This is a lot of calculations – on an average pole building, it could be 200 pages worth. Single spaced.

I told you I was going to share a secret.

International Building CodeWL^2 / 8

Cool, isn’t it?

Well, only if you know what it is. For engineers and other skilled professionals – it is the formula for a uniformly loaded simple beam, supported at each end.

W is the load being applied to the beam.

L is the length of the beam (which is squared)

Multiply the two and divide by 8 to calculate the bending moment (read what bending moments are all about at: https://www.hansenpolebuildings.com/blog/2012/09/bending-moment/).

Why is this a secret?

Most of the folks who are trying to sell you a non-engineered building have no one in their organization who knows what this formula is. And even fewer know how to use it!

The person who sells me a new car doesn’t have to know why the car works – they have highly paid brilliant engineers who do those things.


Anyone considering investing in a new pole building should do what I call “due diligence”. Make sure there is someone (hopefully a registered design professional) involved in the design who knows the secret…and better yet, is skilled at using it!

Pole Barn Guru Takes Issue

A Nice News Story and Why I Take Issue With It

From the Associated Press:

“CORINTH, Miss. – A design is in hand for a proposed vegetable shed at the Farmers Market on Fulton Drive.

The Daily Corinthian reports Cook Coggin Engineers submitted the design to the Alcorn County Board of Supervisors. Construction bids are being taken through Monday.

Board President Lowell Hinton said the supervisors will decide whether to go ahead with construction after all bids are in.

The design is for a 40-by-100-foot pole barn built on property owned by the city of Corinth.

The open-air design would allow water to flow through in the event of flooding.

Corinth officials had input on the plans.

Market supporters believe the shed would be a plus by getting growers and customers out of direct sunlight during hot summer months.”
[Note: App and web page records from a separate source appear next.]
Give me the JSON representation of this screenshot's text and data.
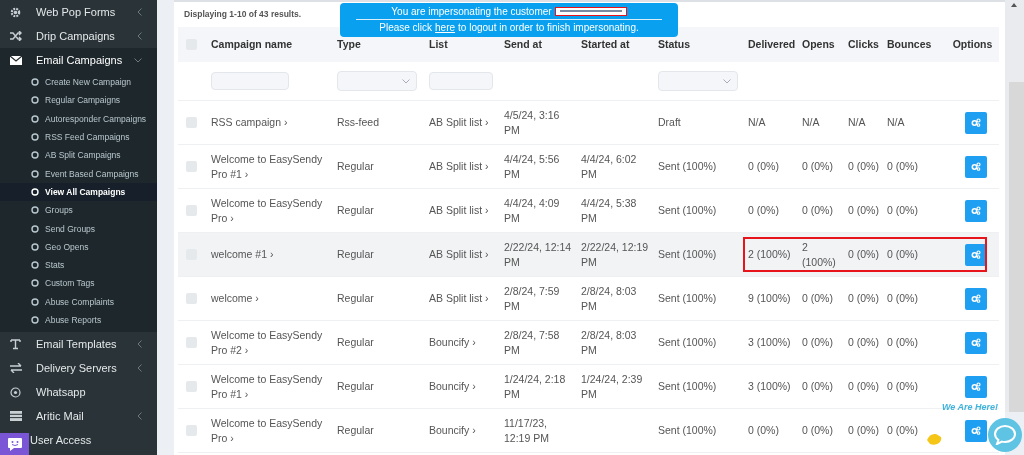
{
  "sidebar": {
    "items": [
      {
        "label": "Web Pop Forms",
        "kind": "menu",
        "expanded": false
      },
      {
        "label": "Drip Campaigns",
        "kind": "menu",
        "expanded": false
      },
      {
        "label": "Email Campaigns",
        "kind": "menu",
        "expanded": true,
        "children": [
          {
            "label": "Create New Campaign",
            "selected": false
          },
          {
            "label": "Regular Campaigns",
            "selected": false
          },
          {
            "label": "Autoresponder Campaigns",
            "selected": false
          },
          {
            "label": "RSS Feed Campaigns",
            "selected": false
          },
          {
            "label": "AB Split Campaigns",
            "selected": false
          },
          {
            "label": "Event Based Campaigns",
            "selected": false
          },
          {
            "label": "View All Campaigns",
            "selected": true
          },
          {
            "label": "Groups",
            "selected": false
          },
          {
            "label": "Send Groups",
            "selected": false
          },
          {
            "label": "Geo Opens",
            "selected": false
          },
          {
            "label": "Stats",
            "selected": false
          },
          {
            "label": "Custom Tags",
            "selected": false
          },
          {
            "label": "Abuse Complaints",
            "selected": false
          },
          {
            "label": "Abuse Reports",
            "selected": false
          }
        ]
      },
      {
        "label": "Email Templates",
        "kind": "menu",
        "expanded": false
      },
      {
        "label": "Delivery Servers",
        "kind": "menu",
        "expanded": false
      },
      {
        "label": "Whatsapp",
        "kind": "link"
      },
      {
        "label": "Aritic Mail",
        "kind": "menu",
        "expanded": false
      },
      {
        "label": "User Access",
        "kind": "link"
      }
    ]
  },
  "banner": {
    "line_1": "You are impersonating the customer",
    "line_2_before": "Please click",
    "link": "here",
    "line_2_after": "to logout in order to finish impersonating."
  },
  "summary": "Displaying 1-10 of 43 results.",
  "table": {
    "header_checked": false,
    "columns": [
      "Campaign name",
      "Type",
      "List",
      "Send at",
      "Started at",
      "Status",
      "Delivered",
      "Opens",
      "Clicks",
      "Bounces",
      "Options"
    ],
    "filters": [
      {
        "kind": "input"
      },
      {
        "kind": "select"
      },
      {
        "kind": "input"
      },
      {
        "kind": "none"
      },
      {
        "kind": "none"
      },
      {
        "kind": "select"
      },
      {
        "kind": "none"
      },
      {
        "kind": "none"
      },
      {
        "kind": "none"
      },
      {
        "kind": "none"
      },
      {
        "kind": "none"
      }
    ],
    "rows": [
      {
        "checked": false,
        "hovered": false,
        "outlined": false,
        "name": "RSS campaign ›",
        "type": "Rss-feed",
        "list": "AB Split list ›",
        "send_at": "4/5/24, 3:16 PM",
        "status": "Draft",
        "delivered": "N/A",
        "opens": "N/A",
        "clicks": "N/A",
        "bounces": "N/A"
      },
      {
        "checked": false,
        "hovered": false,
        "outlined": false,
        "name": "Welcome to EasySendy Pro #1 ›",
        "type": "Regular",
        "list": "AB Split list ›",
        "send_at": "4/4/24, 5:56 PM",
        "started_at": "4/4/24, 6:02 PM",
        "status": "Sent (100%)",
        "delivered": "0 (0%)",
        "opens": "0 (0%)",
        "clicks": "0 (0%)",
        "bounces": "0 (0%)"
      },
      {
        "checked": false,
        "hovered": false,
        "outlined": false,
        "name": "Welcome to EasySendy Pro ›",
        "type": "Regular",
        "list": "AB Split list ›",
        "send_at": "4/4/24, 4:09 PM",
        "started_at": "4/4/24, 5:38 PM",
        "status": "Sent (100%)",
        "delivered": "0 (0%)",
        "opens": "0 (0%)",
        "clicks": "0 (0%)",
        "bounces": "0 (0%)"
      },
      {
        "checked": false,
        "hovered": true,
        "outlined": true,
        "name": "welcome #1 ›",
        "type": "Regular",
        "list": "AB Split list ›",
        "send_at": "2/22/24, 12:14 PM",
        "started_at": "2/22/24, 12:19 PM",
        "status": "Sent (100%)",
        "delivered": "2 (100%)",
        "opens": "2 (100%)",
        "clicks": "0 (0%)",
        "bounces": "0 (0%)"
      },
      {
        "checked": false,
        "hovered": false,
        "outlined": false,
        "name": "welcome ›",
        "type": "Regular",
        "list": "AB Split list ›",
        "send_at": "2/8/24, 7:59 PM",
        "started_at": "2/8/24, 8:03 PM",
        "status": "Sent (100%)",
        "delivered": "9 (100%)",
        "opens": "0 (0%)",
        "clicks": "0 (0%)",
        "bounces": "0 (0%)"
      },
      {
        "checked": false,
        "hovered": false,
        "outlined": false,
        "name": "Welcome to EasySendy Pro #2 ›",
        "type": "Regular",
        "list": "Bouncify ›",
        "send_at": "2/8/24, 7:58 PM",
        "started_at": "2/8/24, 8:03 PM",
        "status": "Sent (100%)",
        "delivered": "3 (100%)",
        "opens": "0 (0%)",
        "clicks": "0 (0%)",
        "bounces": "0 (0%)"
      },
      {
        "checked": false,
        "hovered": false,
        "outlined": false,
        "name": "Welcome to EasySendy Pro #1 ›",
        "type": "Regular",
        "list": "Bouncify ›",
        "send_at": "1/24/24, 2:18 PM",
        "started_at": "1/24/24, 2:39 PM",
        "status": "Sent (100%)",
        "delivered": "3 (100%)",
        "opens": "0 (0%)",
        "clicks": "0 (0%)",
        "bounces": "0 (0%)"
      },
      {
        "checked": false,
        "hovered": false,
        "outlined": false,
        "name": "Welcome to EasySendy Pro ›",
        "type": "Regular",
        "list": "Bouncify ›",
        "send_at": "11/17/23, 12:19 PM",
        "status": "Sent (100%)",
        "delivered": "0 (0%)",
        "opens": "0 (0%)",
        "clicks": "0 (0%)",
        "bounces": "0 (0%)"
      }
    ]
  },
  "chat_widget": {
    "label": "We Are Here!"
  }
}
From their website: “Cook Coggin Engineers, Inc., is a general civil engineering firm established in 1946 that continues to serve state and county governments, municipalities, rural communities, and industry. Headquartered in Tupelo, our regional offices are in Booneville, Corinth, New Albany and Ripley.

Cook Coggin serves as County Engineer for many Mississippi counties providing a vast array of services. Additionally, Cook Coggin provides services to numerous municipalities, rural water associations, sewer, water, and gas utility districts, and other governmental and private entities.”

I have absolutely no doubt of Cook Coggin being a fine and outstanding engineering firm, however nowhere on their website can I find one of their specialties being pole and post frame buildings. My educated guess is, the design provided by them, was probably not done for free.

In my humble opinion, municipalities (such as Alcorn County) and their constituents would be far better served, by taking advantage of the pole barn design services offered by companies such as Hansen Pole Buildings.

In our particular case, for any public works post frame building, which must be let out for bid, we will provide, at no charge to the municipality or agency, a complete set of structural drawings – in advance.

Besides the tremendous reduction in upfront costs for engineering, it also guarantees to the municipality a building which can actually be constructed in the real world. All too often, we have been requested to bid on projects, which were designed by well-meaning architects or engineers, which had either impractical or impossible to construct pole barn designs.  They had no concept as to what a pole building really is, or how it is to be designed.  I have no issue with other type of designs, however trying to use “stick-built” or stud wall concepts, and call it a pole building, sort of defeats the whole purpose of strong yet simplistic pole barn design.  Pole buildings are very affordable, as long as the engineers designing them, really have their “feet wet” in a long enough history of post frame construction.